Another interesting finding that causes viral content is the notion of social currency. When people feel like they’ve acquired a degree of intelligence about a social theme, they feel more motivated to share it. Think of this in regard to the concept of YOLO (acronym standing for You Only Live Once). This phrase became popular because of a song in pop culture, thereby becoming incorporated in various memes and e-cards donning the acronym. Initially, many people were unaware as to where and why the term YOLO was being shared so virally. The sharing became a form of social currency – insider signal – that communicated knowledge of a bigger theme.
Memories are powerful because they get triggered by random and unforeseen images. We feel compelled to share things that induce a sense of sentimentality and reflection on youth, specifically on social platforms. Here, where we are surrounded by friends and family from way back when, the viral nature of memory-triggered content is susceptible to being further shared and enjoyed. Think of BuzzFeed’s incredible list articles. Some of the more prevalently shared articles happen to look like, “Things That Only a 90’s Kid Would Remember.” When we’re brought back to some of the happy, funny, or sad times from the past, we crave the unity from those who might understand this as well. Thus, sharing ensues.
There are times when our culture or society demands content of practical value. One of the best examples was when Barack Obama was elected to presidency for the second term. His social media executor published a humanistic of Obama and the first lady embracing to capture the emotion behind the occurrence, making it the most tweeted photo ever. Another great example of this was when Hurricane Sandy hit the east coast. Aside from sharing helpful places to donate, what to offer, and various relief aids, our society then fell victim to the fuel crisis. Folks were frantically in need of fuel for their homes and cars, without any gas for miles. Once fuel deliveries were made, people tweeted in real-time and posted Facebook statuses about where the nearest fuel could be found.
High Quality Stories
In general, content that possesses a storyline will be well-received by the masses and, further, shared. However, stories that possess the highest quality value will become that much more viral on various platforms. We happen to love transformation stories. Weight loss photos and lists are highly shared when the emotional storyline is present. However, we might be more inclined to share a cancer survival story when it has to do with a child, wildly playing on our emotional stimuli as well.

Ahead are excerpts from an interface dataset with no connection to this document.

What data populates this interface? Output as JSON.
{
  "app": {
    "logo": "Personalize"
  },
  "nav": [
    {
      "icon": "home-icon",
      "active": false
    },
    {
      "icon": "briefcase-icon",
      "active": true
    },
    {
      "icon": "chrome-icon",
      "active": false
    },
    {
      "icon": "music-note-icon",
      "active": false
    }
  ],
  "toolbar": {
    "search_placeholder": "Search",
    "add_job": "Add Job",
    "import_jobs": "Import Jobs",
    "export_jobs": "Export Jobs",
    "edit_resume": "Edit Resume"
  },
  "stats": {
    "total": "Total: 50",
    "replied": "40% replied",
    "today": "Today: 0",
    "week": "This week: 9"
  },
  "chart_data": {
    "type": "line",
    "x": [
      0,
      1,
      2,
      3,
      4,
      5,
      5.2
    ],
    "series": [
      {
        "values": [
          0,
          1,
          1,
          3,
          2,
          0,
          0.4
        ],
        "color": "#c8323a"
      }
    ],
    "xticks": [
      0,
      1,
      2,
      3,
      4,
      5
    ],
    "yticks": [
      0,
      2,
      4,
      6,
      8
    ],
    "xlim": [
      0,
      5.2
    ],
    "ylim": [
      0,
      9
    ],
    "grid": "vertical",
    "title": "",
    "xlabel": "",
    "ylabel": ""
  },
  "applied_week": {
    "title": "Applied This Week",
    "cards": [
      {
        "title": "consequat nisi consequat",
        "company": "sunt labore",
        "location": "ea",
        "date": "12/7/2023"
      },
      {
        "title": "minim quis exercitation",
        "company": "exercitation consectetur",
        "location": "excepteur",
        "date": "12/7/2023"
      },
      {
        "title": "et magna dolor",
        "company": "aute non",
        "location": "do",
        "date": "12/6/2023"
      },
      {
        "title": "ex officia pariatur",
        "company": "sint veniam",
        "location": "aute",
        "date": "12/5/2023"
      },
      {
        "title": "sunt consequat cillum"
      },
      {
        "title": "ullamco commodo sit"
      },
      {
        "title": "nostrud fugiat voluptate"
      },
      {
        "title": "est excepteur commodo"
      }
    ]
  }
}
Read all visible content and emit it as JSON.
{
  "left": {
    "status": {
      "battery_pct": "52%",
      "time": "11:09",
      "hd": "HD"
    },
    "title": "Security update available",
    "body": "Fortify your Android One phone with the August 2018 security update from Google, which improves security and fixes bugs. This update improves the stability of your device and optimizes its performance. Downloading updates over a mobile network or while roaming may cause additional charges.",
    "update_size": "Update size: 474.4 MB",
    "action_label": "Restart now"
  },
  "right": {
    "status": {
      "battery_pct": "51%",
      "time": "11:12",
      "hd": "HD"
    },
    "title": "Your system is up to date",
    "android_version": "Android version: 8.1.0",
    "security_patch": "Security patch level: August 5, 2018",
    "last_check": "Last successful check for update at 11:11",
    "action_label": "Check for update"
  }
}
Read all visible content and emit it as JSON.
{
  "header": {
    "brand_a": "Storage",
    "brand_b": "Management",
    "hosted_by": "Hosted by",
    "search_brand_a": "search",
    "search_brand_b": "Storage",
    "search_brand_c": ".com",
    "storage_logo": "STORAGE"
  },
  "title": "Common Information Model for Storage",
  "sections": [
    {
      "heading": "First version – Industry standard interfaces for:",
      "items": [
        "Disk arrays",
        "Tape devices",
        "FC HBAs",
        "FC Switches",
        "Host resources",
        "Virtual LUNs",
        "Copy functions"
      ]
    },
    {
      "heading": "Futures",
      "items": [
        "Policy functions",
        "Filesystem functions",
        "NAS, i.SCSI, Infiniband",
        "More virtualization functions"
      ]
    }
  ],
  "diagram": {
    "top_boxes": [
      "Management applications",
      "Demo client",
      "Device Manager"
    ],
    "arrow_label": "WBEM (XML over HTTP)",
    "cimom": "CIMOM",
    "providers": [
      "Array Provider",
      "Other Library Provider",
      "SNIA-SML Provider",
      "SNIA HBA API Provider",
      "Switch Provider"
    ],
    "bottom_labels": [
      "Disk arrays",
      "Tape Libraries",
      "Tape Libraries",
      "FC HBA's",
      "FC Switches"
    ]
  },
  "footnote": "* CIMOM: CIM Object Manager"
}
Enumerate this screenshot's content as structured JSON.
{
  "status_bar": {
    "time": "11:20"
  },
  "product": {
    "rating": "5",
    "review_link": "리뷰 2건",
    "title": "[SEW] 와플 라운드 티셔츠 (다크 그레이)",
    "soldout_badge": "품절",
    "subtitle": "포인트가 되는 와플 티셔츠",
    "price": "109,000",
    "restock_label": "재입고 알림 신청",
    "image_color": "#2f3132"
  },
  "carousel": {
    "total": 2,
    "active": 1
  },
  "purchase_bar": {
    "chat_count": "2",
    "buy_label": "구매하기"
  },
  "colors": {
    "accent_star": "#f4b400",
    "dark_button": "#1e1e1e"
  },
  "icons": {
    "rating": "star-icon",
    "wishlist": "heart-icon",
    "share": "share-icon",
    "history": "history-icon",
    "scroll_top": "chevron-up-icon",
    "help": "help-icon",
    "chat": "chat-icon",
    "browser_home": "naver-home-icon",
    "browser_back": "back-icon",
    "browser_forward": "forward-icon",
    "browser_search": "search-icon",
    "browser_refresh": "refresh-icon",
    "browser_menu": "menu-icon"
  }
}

Coming to terms with why and how content gets shared does not possess a monolithic, definitive answer. There happen to be many factors that compel us to share content, as you might have guessed. Take a look at the above factors and see which ones affect your decision to share. This might even help you in creating content for your marketing campaign.